A couple possessions later, Duggan marched his team 83 yards on 10 plays, capping the drive with a 6-yard touchdown pass to Taye Barber for a 21-3 lead. At that point, the time of possession was almost even, and Michigan’s defense seemed winded and on its heels.
Even when it got a break, Michigan couldn’t cash in. Junior Colson deflected a pass that was subsequently picked off by Rod Moore. McCarthy hit Wilson (back from his injury scare) for 50 yards. But the Mullings/McCarthy fumble followed on the next play.
The momentum swing jump-started TCU’s defense too. After Edwards went straight up the gut for 53 yards on the first play of the game, the Frogs started finding clean lanes into the backfield on run and pass blitzes.
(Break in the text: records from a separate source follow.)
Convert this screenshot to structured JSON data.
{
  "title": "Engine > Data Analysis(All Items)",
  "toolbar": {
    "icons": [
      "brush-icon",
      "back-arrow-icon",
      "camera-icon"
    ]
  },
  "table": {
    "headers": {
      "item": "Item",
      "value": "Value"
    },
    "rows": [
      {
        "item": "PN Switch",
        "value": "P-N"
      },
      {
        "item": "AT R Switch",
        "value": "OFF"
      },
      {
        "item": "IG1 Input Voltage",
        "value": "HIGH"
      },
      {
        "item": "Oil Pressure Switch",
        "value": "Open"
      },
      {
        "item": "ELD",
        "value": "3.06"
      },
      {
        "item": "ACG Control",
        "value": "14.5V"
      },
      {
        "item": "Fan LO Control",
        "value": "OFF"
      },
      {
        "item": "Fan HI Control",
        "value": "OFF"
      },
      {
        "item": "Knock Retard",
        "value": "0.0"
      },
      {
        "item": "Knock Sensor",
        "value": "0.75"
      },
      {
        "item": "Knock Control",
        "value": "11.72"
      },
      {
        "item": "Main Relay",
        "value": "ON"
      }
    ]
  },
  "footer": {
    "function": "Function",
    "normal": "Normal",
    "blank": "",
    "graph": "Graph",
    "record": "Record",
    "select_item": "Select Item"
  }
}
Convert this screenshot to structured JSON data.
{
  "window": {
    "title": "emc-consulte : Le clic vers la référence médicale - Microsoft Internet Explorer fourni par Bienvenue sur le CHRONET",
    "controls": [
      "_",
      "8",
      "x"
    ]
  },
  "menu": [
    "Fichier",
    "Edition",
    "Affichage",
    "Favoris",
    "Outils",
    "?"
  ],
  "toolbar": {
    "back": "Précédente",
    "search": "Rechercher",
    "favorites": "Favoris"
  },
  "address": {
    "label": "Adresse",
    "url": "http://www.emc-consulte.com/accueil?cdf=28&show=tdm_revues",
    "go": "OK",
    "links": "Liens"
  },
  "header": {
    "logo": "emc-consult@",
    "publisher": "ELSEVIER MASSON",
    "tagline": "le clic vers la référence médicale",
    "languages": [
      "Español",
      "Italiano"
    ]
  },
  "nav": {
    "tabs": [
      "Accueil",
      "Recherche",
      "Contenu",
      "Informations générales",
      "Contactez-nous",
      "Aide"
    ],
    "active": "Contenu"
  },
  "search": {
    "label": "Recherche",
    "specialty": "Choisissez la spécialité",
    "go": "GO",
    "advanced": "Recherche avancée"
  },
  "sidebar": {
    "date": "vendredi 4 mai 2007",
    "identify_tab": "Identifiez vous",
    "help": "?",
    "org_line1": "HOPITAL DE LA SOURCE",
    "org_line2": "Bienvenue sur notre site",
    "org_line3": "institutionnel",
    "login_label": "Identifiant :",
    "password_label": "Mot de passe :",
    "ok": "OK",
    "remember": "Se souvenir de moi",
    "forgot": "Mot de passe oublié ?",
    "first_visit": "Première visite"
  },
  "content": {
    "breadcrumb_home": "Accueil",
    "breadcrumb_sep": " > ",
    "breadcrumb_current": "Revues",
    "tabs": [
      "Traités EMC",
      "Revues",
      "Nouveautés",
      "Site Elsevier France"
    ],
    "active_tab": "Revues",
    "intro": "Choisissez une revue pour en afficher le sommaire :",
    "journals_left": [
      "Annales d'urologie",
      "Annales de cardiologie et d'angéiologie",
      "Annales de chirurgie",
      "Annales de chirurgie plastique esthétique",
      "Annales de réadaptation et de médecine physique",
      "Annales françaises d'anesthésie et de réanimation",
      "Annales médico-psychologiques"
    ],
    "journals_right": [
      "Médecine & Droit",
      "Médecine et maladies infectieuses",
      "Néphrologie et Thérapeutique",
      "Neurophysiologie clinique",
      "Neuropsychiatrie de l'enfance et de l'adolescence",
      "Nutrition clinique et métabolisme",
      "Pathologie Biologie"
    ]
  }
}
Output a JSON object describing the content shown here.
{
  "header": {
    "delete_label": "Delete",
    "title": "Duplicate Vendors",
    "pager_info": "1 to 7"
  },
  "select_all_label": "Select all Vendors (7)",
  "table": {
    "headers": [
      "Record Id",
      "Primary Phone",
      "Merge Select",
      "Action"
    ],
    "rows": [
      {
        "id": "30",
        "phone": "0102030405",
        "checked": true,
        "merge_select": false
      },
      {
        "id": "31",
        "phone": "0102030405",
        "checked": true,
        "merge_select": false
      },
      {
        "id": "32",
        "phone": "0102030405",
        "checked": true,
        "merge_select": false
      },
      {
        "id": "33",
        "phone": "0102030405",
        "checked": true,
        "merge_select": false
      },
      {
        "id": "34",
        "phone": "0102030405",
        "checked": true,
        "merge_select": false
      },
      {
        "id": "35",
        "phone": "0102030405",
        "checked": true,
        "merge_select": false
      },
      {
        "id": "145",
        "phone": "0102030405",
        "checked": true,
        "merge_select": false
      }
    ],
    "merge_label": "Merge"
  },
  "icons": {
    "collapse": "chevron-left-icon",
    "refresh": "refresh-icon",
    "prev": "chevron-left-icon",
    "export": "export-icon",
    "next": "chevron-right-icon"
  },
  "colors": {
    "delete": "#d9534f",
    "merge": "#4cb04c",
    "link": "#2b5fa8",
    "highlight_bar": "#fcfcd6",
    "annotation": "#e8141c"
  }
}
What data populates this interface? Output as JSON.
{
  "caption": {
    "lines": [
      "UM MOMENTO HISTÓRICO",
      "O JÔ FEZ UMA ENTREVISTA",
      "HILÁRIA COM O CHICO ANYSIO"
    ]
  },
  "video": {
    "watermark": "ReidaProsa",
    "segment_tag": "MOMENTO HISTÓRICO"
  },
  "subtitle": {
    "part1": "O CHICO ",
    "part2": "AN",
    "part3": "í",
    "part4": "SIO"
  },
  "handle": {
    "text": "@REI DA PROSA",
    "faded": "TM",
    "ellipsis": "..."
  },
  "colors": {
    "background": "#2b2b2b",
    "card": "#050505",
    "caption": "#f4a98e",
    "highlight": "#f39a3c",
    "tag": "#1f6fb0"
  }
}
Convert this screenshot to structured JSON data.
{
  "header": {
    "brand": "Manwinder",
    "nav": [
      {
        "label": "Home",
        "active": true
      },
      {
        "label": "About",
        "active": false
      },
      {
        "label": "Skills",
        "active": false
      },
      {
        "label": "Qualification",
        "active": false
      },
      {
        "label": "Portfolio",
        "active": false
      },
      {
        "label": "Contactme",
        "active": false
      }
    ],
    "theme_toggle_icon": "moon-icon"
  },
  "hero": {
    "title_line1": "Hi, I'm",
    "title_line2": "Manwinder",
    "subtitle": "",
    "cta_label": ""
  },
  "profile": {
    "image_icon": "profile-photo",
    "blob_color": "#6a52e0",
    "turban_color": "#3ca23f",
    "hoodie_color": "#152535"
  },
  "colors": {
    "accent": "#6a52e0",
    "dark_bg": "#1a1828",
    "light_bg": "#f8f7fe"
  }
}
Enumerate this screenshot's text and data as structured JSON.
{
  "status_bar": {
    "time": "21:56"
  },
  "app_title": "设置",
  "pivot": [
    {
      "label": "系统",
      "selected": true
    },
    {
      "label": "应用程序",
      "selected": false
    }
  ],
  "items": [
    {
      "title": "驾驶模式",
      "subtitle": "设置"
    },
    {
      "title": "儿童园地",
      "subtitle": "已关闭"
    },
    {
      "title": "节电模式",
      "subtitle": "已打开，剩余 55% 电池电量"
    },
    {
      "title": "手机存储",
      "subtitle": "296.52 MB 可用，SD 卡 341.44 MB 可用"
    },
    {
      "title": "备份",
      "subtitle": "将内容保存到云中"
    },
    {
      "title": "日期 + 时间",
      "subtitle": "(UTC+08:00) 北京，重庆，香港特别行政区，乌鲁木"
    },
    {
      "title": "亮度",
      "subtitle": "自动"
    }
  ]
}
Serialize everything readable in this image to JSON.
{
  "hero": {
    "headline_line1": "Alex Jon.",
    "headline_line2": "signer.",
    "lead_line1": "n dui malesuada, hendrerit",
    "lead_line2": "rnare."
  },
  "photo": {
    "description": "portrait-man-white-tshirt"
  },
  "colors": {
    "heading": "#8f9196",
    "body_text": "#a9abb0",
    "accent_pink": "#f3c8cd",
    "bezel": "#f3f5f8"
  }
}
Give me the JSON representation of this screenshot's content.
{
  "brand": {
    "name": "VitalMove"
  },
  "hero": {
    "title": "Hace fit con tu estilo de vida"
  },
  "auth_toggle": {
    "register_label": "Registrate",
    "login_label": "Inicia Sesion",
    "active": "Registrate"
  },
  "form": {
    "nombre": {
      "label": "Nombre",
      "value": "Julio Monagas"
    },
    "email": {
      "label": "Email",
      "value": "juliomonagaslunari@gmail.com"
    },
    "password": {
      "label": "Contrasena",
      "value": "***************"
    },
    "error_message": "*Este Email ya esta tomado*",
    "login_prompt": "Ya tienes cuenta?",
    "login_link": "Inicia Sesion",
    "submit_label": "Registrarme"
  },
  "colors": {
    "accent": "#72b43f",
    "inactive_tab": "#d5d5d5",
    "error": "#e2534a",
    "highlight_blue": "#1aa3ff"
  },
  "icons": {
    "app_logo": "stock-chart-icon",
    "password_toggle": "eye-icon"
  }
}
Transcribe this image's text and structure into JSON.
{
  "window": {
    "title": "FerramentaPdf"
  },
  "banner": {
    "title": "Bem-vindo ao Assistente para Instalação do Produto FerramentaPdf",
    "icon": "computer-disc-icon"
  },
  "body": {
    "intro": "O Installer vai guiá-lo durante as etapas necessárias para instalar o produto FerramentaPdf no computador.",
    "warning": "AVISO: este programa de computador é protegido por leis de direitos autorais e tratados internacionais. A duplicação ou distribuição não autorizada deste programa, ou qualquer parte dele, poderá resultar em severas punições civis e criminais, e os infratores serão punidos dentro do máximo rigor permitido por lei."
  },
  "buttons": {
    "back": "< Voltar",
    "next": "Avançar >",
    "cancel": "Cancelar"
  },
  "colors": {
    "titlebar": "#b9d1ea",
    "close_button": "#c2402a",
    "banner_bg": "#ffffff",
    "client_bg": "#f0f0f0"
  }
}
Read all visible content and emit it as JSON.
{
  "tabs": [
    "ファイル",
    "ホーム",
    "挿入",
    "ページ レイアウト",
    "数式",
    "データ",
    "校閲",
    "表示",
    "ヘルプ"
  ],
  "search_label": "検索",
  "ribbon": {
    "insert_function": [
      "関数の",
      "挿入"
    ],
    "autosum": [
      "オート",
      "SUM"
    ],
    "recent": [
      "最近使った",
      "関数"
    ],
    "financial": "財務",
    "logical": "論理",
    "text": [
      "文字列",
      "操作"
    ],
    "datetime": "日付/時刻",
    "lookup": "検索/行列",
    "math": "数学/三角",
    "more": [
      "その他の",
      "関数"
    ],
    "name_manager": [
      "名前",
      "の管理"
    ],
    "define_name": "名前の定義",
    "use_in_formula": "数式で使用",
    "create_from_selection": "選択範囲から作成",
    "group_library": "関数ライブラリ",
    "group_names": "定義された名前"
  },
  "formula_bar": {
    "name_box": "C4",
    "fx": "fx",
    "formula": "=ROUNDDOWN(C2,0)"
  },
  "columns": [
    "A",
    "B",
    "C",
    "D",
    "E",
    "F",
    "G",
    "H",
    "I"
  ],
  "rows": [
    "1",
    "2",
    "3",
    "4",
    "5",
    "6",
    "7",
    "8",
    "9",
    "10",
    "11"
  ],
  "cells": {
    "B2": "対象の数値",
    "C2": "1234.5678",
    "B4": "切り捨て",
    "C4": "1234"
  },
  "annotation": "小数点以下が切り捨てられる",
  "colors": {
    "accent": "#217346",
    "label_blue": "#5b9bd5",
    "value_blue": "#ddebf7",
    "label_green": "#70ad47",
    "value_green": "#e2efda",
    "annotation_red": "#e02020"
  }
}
Linebacker Dee Winters, in particular, wreaked havoc, making 2 tackles for losses.
It took a 59-yard field goal by Jake Moody on the final play of the half to get Michigan within 21-6 and give it a little oomph going into the break.
On its first drive of the second half, Michigan again moved the ball but stalled in the red zone, settling for a 21-yard field goal. Edwards had 91 rushing yards at that point, but the rest of the team had minus-17.
TCU first-year coach Sonny Dykes and first-year defensive coordinator Joseph Gillespie seemed to have figured something out that none of UM’s 13 previous opponents this season could not.